    I spent an hour or so in the local bunnings car park this morning just getting used to the clutch, throttle response and practising my Hill starts. I'm planning on using the bike as a commuter but want to feel confident before I tackle rush hour traffic. Biggest worry at the moment is stalling in traffic...that kick starters going to take some getting used to. But it's all part of the fun and the learning process.
  7. Congratulations and awesome effort. Bunnings car parks are good but the Master's ones are better. I spent many an hour practicing in their carpark. And yes, I'm sure we've all done the foot down on something slippery. White turn arrows in the wet are dangerous!
  8. congrats on the bike :) as mentioned Bunnings carparks are great for practice
  9. On Ya Rookie83Rookie83 That's how it's done.
    When folk come in here and say, " I've just bought a Bike and had it delivered" We all breath a collective "sigh of Disappointment"
    Riding it home from the Dealership is how it should be done.

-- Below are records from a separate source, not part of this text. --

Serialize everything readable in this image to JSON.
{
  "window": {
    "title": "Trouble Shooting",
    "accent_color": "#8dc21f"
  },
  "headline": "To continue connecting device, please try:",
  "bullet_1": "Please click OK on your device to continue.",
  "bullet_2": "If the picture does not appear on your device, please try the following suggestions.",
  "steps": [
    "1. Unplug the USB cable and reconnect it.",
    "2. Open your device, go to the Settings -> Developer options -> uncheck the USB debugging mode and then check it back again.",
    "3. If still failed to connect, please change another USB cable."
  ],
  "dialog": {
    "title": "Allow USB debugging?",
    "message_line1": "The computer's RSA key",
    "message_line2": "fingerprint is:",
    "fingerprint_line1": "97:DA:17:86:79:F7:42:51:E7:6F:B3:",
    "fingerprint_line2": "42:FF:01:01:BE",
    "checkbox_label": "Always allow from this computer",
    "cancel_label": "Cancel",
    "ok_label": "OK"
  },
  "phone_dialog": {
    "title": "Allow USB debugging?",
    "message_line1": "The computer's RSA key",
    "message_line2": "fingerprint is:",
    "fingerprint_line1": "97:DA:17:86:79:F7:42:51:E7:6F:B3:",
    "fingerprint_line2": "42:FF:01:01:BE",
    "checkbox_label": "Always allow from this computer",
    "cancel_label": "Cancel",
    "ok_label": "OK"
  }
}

    Best of luck with the learning curve.
    • Funny Funny x 1